• What the task asks: Return only the number of lines in the data below where the word "bluetooth" appears.

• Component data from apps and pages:
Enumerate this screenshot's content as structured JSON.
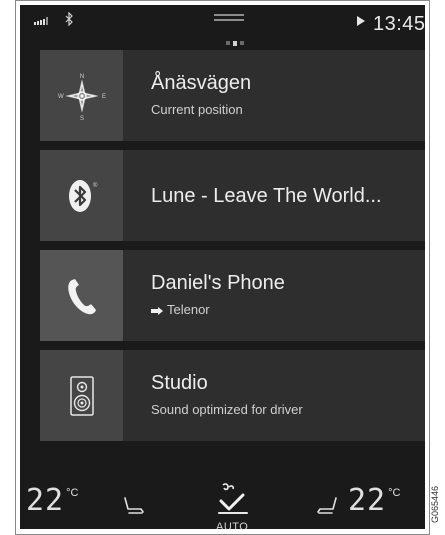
{
  "status_bar": {
    "time": "13:45",
    "icons": [
      "signal-icon",
      "bluetooth-icon",
      "navigation-arrow-icon"
    ]
  },
  "pager": {
    "pages": 3,
    "active_index": 1
  },
  "tiles": [
    {
      "title": "Ånäsvägen",
      "subtitle": "Current position",
      "icon": "compass-icon"
    },
    {
      "title": "Lune - Leave The World...",
      "subtitle": "",
      "icon": "bluetooth-icon"
    },
    {
      "title": "Daniel's Phone",
      "subtitle": "Telenor",
      "icon": "phone-icon"
    },
    {
      "title": "Studio",
      "subtitle": "Sound optimized for driver",
      "icon": "speaker-icon"
    }
  ],
  "climate": {
    "temp_left": "22",
    "temp_right": "22",
    "unit": "°C",
    "fan_mode": "AUTO"
  },
  "document_number": "G065446",
  "colors": {
    "screen_bg": "#1a1a1a",
    "tile_bg": "#2e2e2e",
    "icon_box_bg": "#454545",
    "text": "#ededed"
  }
}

• Your response: 2